A study co-authored by British Columbia’s top doctor says at least 70 to 80 per cent of children and youth in Greater Vancouver and the Fraser Valley have been infected with COVID-19.
The study, which lists Dr. Bonnie Henry among 13 authors, says that in contrast, 60 to 70 per cent of adults aged 20 to 59 and about 40 per cent of those aged 60 and over have been infected.
The preprint study, which has not been peer-reviewed and was published on internet site medRxiv on Sept. 9, was met with criticism from an advocacy group whose spokesperson called it “extremely damning” of Henry’s own policies and assurances to parents.
Dr. Lyne Filiatrault, who speaks for Protect Our Province BC, a group of health-care professionals, scientists and advocates who say they want evidence-based policies, said the study shows a major jump in infections occurred during the school year among children under 10.
“This is basically documenting how kids got infected and not taking responsibility for having misled parents that schools were safe,” Filiatrault said Tuesday, adding that spread of the virus at daycares has been a source of concern for parents.
The study says surveillance reports of infections had understated the actual levels of infection by 92 times between March and August.
The study says the all-ages rate of infection in B.C’s Lower Mainland rose from below 15 per cent to about 60 per cent between October last year and this August, as the highly infectious Omicron variant took hold.
It is based on 14,000 anonymized blood samples obtained between March 2020 and this August from a network of outpatient laboratories.
A spokesman with the Health Ministry said Henry was not expected to be available to comment on the study until Thursday during a news conference on COVID-19 modelling numbers.

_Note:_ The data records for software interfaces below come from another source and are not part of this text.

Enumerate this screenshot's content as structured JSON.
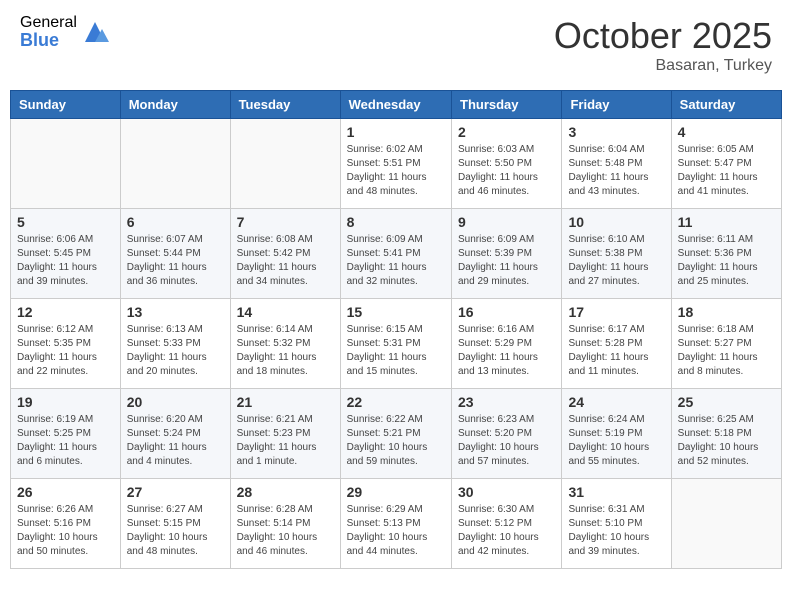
{
  "header": {
    "logo_general": "General",
    "logo_blue": "Blue",
    "month_title": "October 2025",
    "location": "Basaran, Turkey"
  },
  "weekdays": [
    "Sunday",
    "Monday",
    "Tuesday",
    "Wednesday",
    "Thursday",
    "Friday",
    "Saturday"
  ],
  "weeks": [
    [
      {
        "day": "",
        "info": ""
      },
      {
        "day": "",
        "info": ""
      },
      {
        "day": "",
        "info": ""
      },
      {
        "day": "1",
        "info": "Sunrise: 6:02 AM\nSunset: 5:51 PM\nDaylight: 11 hours\nand 48 minutes."
      },
      {
        "day": "2",
        "info": "Sunrise: 6:03 AM\nSunset: 5:50 PM\nDaylight: 11 hours\nand 46 minutes."
      },
      {
        "day": "3",
        "info": "Sunrise: 6:04 AM\nSunset: 5:48 PM\nDaylight: 11 hours\nand 43 minutes."
      },
      {
        "day": "4",
        "info": "Sunrise: 6:05 AM\nSunset: 5:47 PM\nDaylight: 11 hours\nand 41 minutes."
      }
    ],
    [
      {
        "day": "5",
        "info": "Sunrise: 6:06 AM\nSunset: 5:45 PM\nDaylight: 11 hours\nand 39 minutes."
      },
      {
        "day": "6",
        "info": "Sunrise: 6:07 AM\nSunset: 5:44 PM\nDaylight: 11 hours\nand 36 minutes."
      },
      {
        "day": "7",
        "info": "Sunrise: 6:08 AM\nSunset: 5:42 PM\nDaylight: 11 hours\nand 34 minutes."
      },
      {
        "day": "8",
        "info": "Sunrise: 6:09 AM\nSunset: 5:41 PM\nDaylight: 11 hours\nand 32 minutes."
      },
      {
        "day": "9",
        "info": "Sunrise: 6:09 AM\nSunset: 5:39 PM\nDaylight: 11 hours\nand 29 minutes."
      },
      {
        "day": "10",
        "info": "Sunrise: 6:10 AM\nSunset: 5:38 PM\nDaylight: 11 hours\nand 27 minutes."
      },
      {
        "day": "11",
        "info": "Sunrise: 6:11 AM\nSunset: 5:36 PM\nDaylight: 11 hours\nand 25 minutes."
      }
    ],
    [
      {
        "day": "12",
        "info": "Sunrise: 6:12 AM\nSunset: 5:35 PM\nDaylight: 11 hours\nand 22 minutes."
      },
      {
        "day": "13",
        "info": "Sunrise: 6:13 AM\nSunset: 5:33 PM\nDaylight: 11 hours\nand 20 minutes."
      },
      {
        "day": "14",
        "info": "Sunrise: 6:14 AM\nSunset: 5:32 PM\nDaylight: 11 hours\nand 18 minutes."
      },
      {
        "day": "15",
        "info": "Sunrise: 6:15 AM\nSunset: 5:31 PM\nDaylight: 11 hours\nand 15 minutes."
      },
      {
        "day": "16",
        "info": "Sunrise: 6:16 AM\nSunset: 5:29 PM\nDaylight: 11 hours\nand 13 minutes."
      },
      {
        "day": "17",
        "info": "Sunrise: 6:17 AM\nSunset: 5:28 PM\nDaylight: 11 hours\nand 11 minutes."
      },
      {
        "day": "18",
        "info": "Sunrise: 6:18 AM\nSunset: 5:27 PM\nDaylight: 11 hours\nand 8 minutes."
      }
    ],
    [
      {
        "day": "19",
        "info": "Sunrise: 6:19 AM\nSunset: 5:25 PM\nDaylight: 11 hours\nand 6 minutes."
      },
      {
        "day": "20",
        "info": "Sunrise: 6:20 AM\nSunset: 5:24 PM\nDaylight: 11 hours\nand 4 minutes."
      },
      {
        "day": "21",
        "info": "Sunrise: 6:21 AM\nSunset: 5:23 PM\nDaylight: 11 hours\nand 1 minute."
      },
      {
        "day": "22",
        "info": "Sunrise: 6:22 AM\nSunset: 5:21 PM\nDaylight: 10 hours\nand 59 minutes."
      },
      {
        "day": "23",
        "info": "Sunrise: 6:23 AM\nSunset: 5:20 PM\nDaylight: 10 hours\nand 57 minutes."
      },
      {
        "day": "24",
        "info": "Sunrise: 6:24 AM\nSunset: 5:19 PM\nDaylight: 10 hours\nand 55 minutes."
      },
      {
        "day": "25",
        "info": "Sunrise: 6:25 AM\nSunset: 5:18 PM\nDaylight: 10 hours\nand 52 minutes."
      }
    ],
    [
      {
        "day": "26",
        "info": "Sunrise: 6:26 AM\nSunset: 5:16 PM\nDaylight: 10 hours\nand 50 minutes."
      },
      {
        "day": "27",
        "info": "Sunrise: 6:27 AM\nSunset: 5:15 PM\nDaylight: 10 hours\nand 48 minutes."
      },
      {
        "day": "28",
        "info": "Sunrise: 6:28 AM\nSunset: 5:14 PM\nDaylight: 10 hours\nand 46 minutes."
      },
      {
        "day": "29",
        "info": "Sunrise: 6:29 AM\nSunset: 5:13 PM\nDaylight: 10 hours\nand 44 minutes."
      },
      {
        "day": "30",
        "info": "Sunrise: 6:30 AM\nSunset: 5:12 PM\nDaylight: 10 hours\nand 42 minutes."
      },
      {
        "day": "31",
        "info": "Sunrise: 6:31 AM\nSunset: 5:10 PM\nDaylight: 10 hours\nand 39 minutes."
      },
      {
        "day": "",
        "info": ""
      }
    ]
  ]
}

Lead author Danuta Skowronski, an epidemiologist focusing on emerging respiratory pathogens at the BC Centre for Disease Control, was also not available.
Filiatrault said one of the most jarring aspects of the study is the authors’ assertion that the levels of infection, combined with vaccination, have resulted in “more robust hybrid immunity.”
She said there had been a lack of recognition about a heavy toll that long COVID was taking on some children as well as parents who may have been infected by youngsters due to the lack of early measures taken to mitigate spread in classrooms.
Filiatrault said Henry’s assurances that COVID-19 spreads mainly in the community, not schools, did not match the reality of infections among kids, and now that had been backed up by the findings of the study.
“This study sets out, in point-blank form, what has been happening in this province, and it is, essentially, extremely damning,” she said, adding that masks should be mandatory in schools.
“If we keep doing what we’re doing, we are on a dangerous trajectory. What’s happened is kids have gone home and infected their parents and their multi-generational families. And it’s affecting the economy.”
Kyenta Martins, who speaks for parent-led group Safe Schools Coalition B.C., said the study validates the worries parents have had about ventilation in schools
“A lot of people have been ringing the alarm bell. I am one of many, and I hate that term, but (we’ve been) gas-lit, by Henry and many public officials,” she said.
“Information has been out there this whole time by different scientists, aerosol experts, studies, detailing what we’ve said, that schools are a place of transmission because you are in close contact.”
Martins said she would like to know how school boards have spent federal money provided via the province to improve air quality, especially as COVID-19 cases are projected to rise this fall.
—Camille Bains, The Canadian Press